TASK STATEMENT ::
Every record, apart from its pictures, should be repeated exactly.

** Opening EXERCISE INPUTS block **

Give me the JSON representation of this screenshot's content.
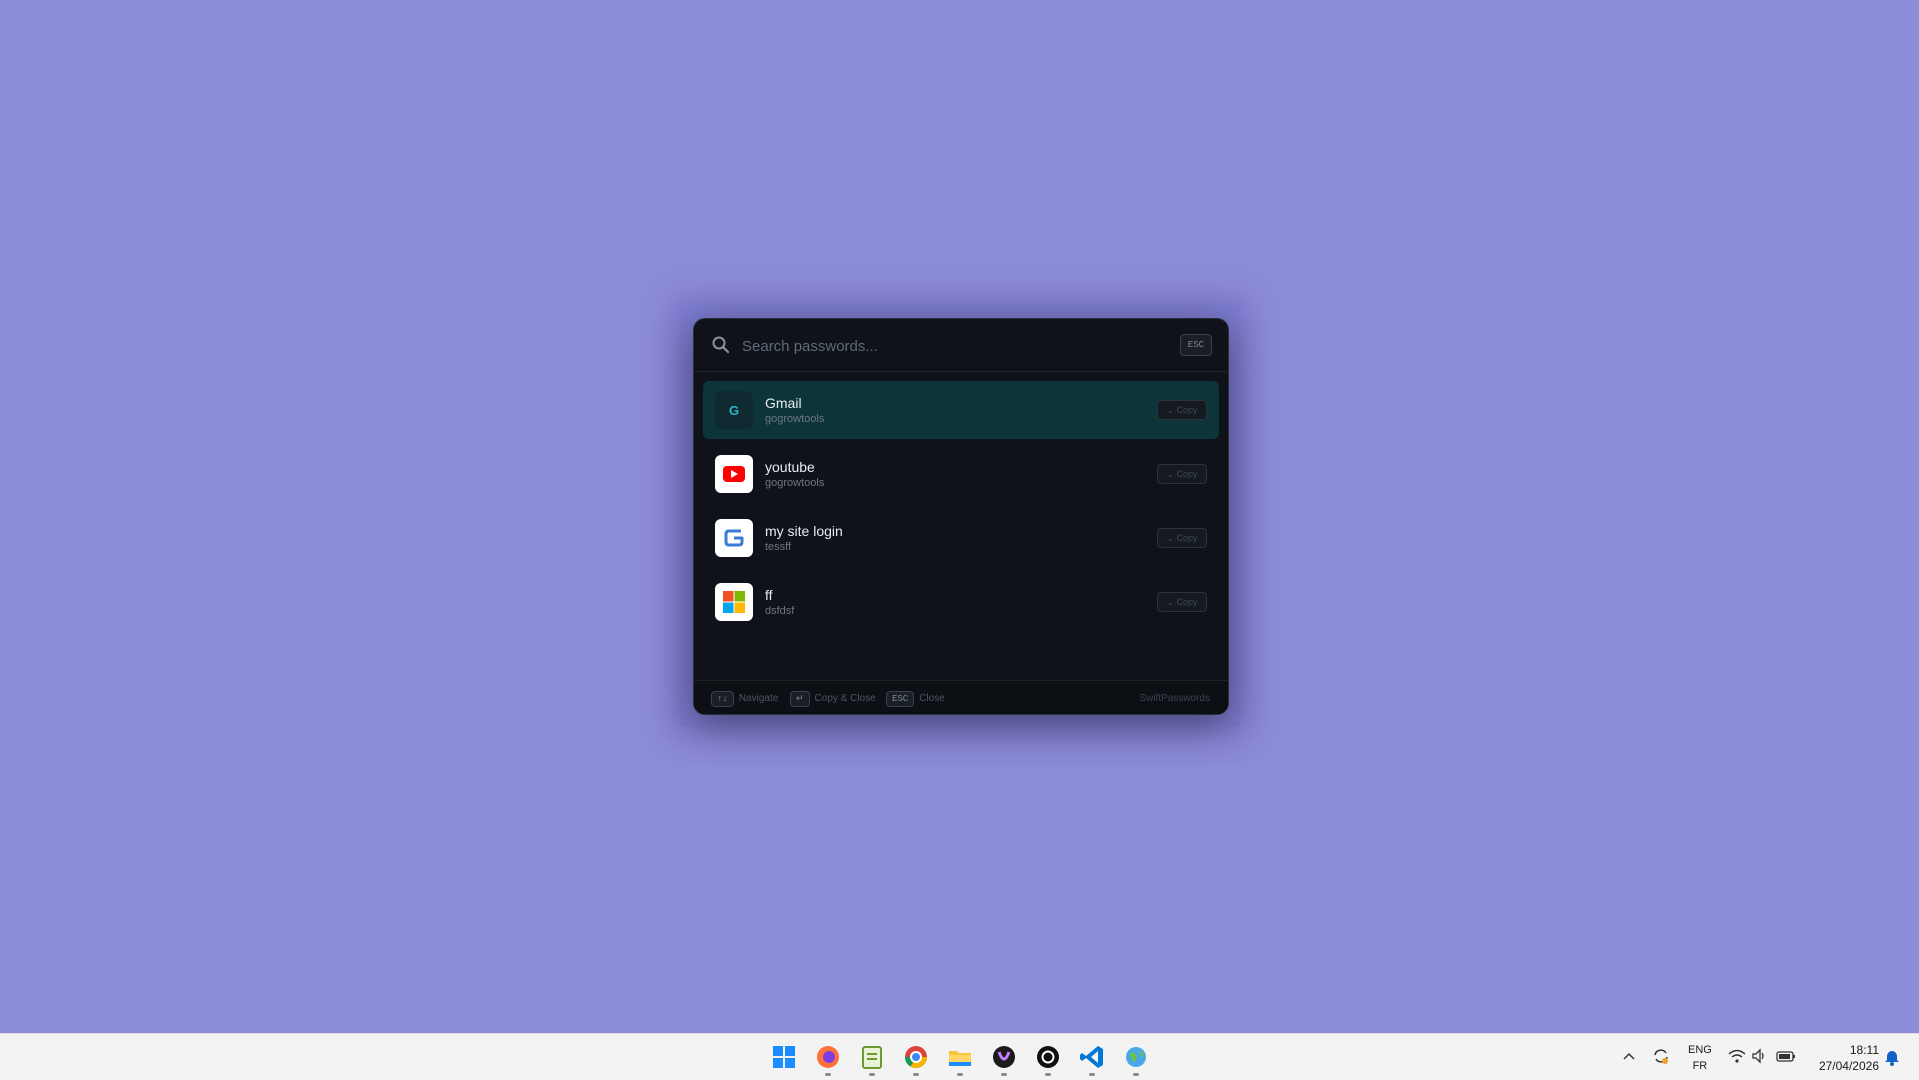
{
  "launcher": {
    "search_placeholder": "Search passwords...",
    "esc_badge": "ESC",
    "entries": [
      {
        "name": "Gmail",
        "username": "gogrowtools",
        "icon": "google-g-icon",
        "copy_label": "⌄ Copy",
        "selected": true
      },
      {
        "name": "youtube",
        "username": "gogrowtools",
        "icon": "youtube-icon",
        "copy_label": "⌄ Copy",
        "selected": false
      },
      {
        "name": "my site login",
        "username": "tessff",
        "icon": "g-logo-icon",
        "copy_label": "⌄ Copy",
        "selected": false
      },
      {
        "name": "ff",
        "username": "dsfdsf",
        "icon": "microsoft-icon",
        "copy_label": "⌄ Copy",
        "selected": false
      }
    ],
    "footer": {
      "navigate_key": "↑↓",
      "navigate_label": "Navigate",
      "copy_key": "↵",
      "copy_label": "Copy & Close",
      "close_key": "ESC",
      "close_label": "Close",
      "brand": "SwiftPasswords"
    }
  },
  "taskbar": {
    "apps": [
      "start-icon",
      "firefox-icon",
      "notepad-plus-icon",
      "chrome-icon",
      "file-explorer-icon",
      "app-icon-purple",
      "chatgpt-icon",
      "vscode-icon",
      "globe-app-icon"
    ],
    "language_top": "ENG",
    "language_bottom": "FR",
    "time": "18:11",
    "date": "27/04/2026"
  },
  "colors": {
    "desktop": "#8d8cd9",
    "panel": "#0f1218",
    "selected_row": "#0d3438",
    "accent": "#2bb6c9"
  }
}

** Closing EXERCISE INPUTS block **

RESPONSE BELOW ::
Give me the JSON representation of this screenshot's content.
{
  "launcher": {
    "search_placeholder": "Search passwords...",
    "esc_badge": "ESC",
    "entries": [
      {
        "name": "Gmail",
        "username": "gogrowtools",
        "icon": "google-g-icon",
        "copy_label": "⌄ Copy",
        "selected": true
      },
      {
        "name": "youtube",
        "username": "gogrowtools",
        "icon": "youtube-icon",
        "copy_label": "⌄ Copy",
        "selected": false
      },
      {
        "name": "my site login",
        "username": "tessff",
        "icon": "g-logo-icon",
        "copy_label": "⌄ Copy",
        "selected": false
      },
      {
        "name": "ff",
        "username": "dsfdsf",
        "icon": "microsoft-icon",
        "copy_label": "⌄ Copy",
        "selected": false
      }
    ],
    "footer": {
      "navigate_key": "↑↓",
      "navigate_label": "Navigate",
      "copy_key": "↵",
      "copy_label": "Copy & Close",
      "close_key": "ESC",
      "close_label": "Close",
      "brand": "SwiftPasswords"
    }
  },
  "taskbar": {
    "apps": [
      "start-icon",
      "firefox-icon",
      "notepad-plus-icon",
      "chrome-icon",
      "file-explorer-icon",
      "app-icon-purple",
      "chatgpt-icon",
      "vscode-icon",
      "globe-app-icon"
    ],
    "language_top": "ENG",
    "language_bottom": "FR",
    "time": "18:11",
    "date": "27/04/2026"
  },
  "colors": {
    "desktop": "#8d8cd9",
    "panel": "#0f1218",
    "selected_row": "#0d3438",
    "accent": "#2bb6c9"
  }
}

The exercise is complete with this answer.